Key distinguishing features of the most common diagnoses
|Acute Glaucoma||Vitreous Haemorrhage||Retinal Artery Occlusion||Migraine||TIA/CVA|
|Preceded by Spots and Flashing Lights||No||Possible||No||Yes||Possible|
|Followed by Headache||Possible||No||No||Yes||Possible|
|Absent Red Reflex||No||Yes||No||No||No|
|Affected Pupil Dilated and Fixed||Yes||No||Yes||No||No|
- In practice, there are none worth doing at the time, as the vast majority of cases will be referred urgently. Virtually all tests will therefore be arranged by the specialist, usually after the event, to look for underlying causes. Such investigations include the following.
- Screening for diabetes: Undetected retinopathy may have preceded vitreous haemorrhage.
- FBC: PCV may be raised in central retinal vein occlusion.
- ESR: Raised in temporal arteritis.
- Multiple microbiological investigations are needed for posterior uveitis.
- Posterior pole ultrasound may be useful in vitreous haemorrhage to identify treatable causes.
- CT scan only useful to investigate cerebral causes (CVA or cortical blindness).
- Acute visual disturbance is often difficult to diagnose accurately and very alarming for the patient. If in doubt, refer urgently, or, at the very least, review in a few hours.
- The patient’s assessment of visual loss, and its severity, is highly subjective – if at all possible, test it with a Snellen chart.
- Always keep spare batteries handy for your ophthalmoscope!
- Don’t forget that the visual disturbance may be the presenting symptom of some other pathology, such as hypertension, temporal arteritis or diabetes.
- Don’t miss a heart murmur or carotid bruit. These may be present in retinal artery occlusion and TIA/CVA.
- A cherry red spot on the fovea is pathognomic of retinal artery occlusion.

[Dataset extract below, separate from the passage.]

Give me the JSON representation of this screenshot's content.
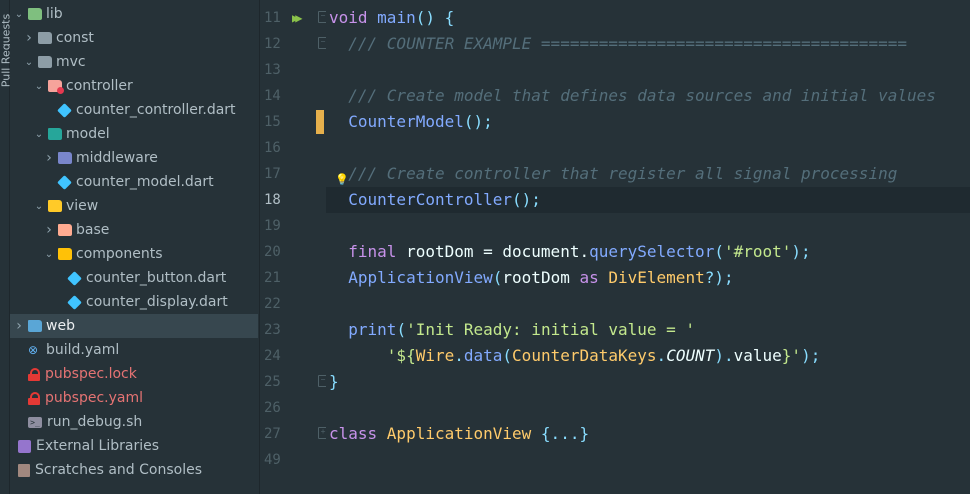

- Never use mydriatics to aid examination at the bedside – these will cloud the clinical picture and may even precipitate acute glaucoma.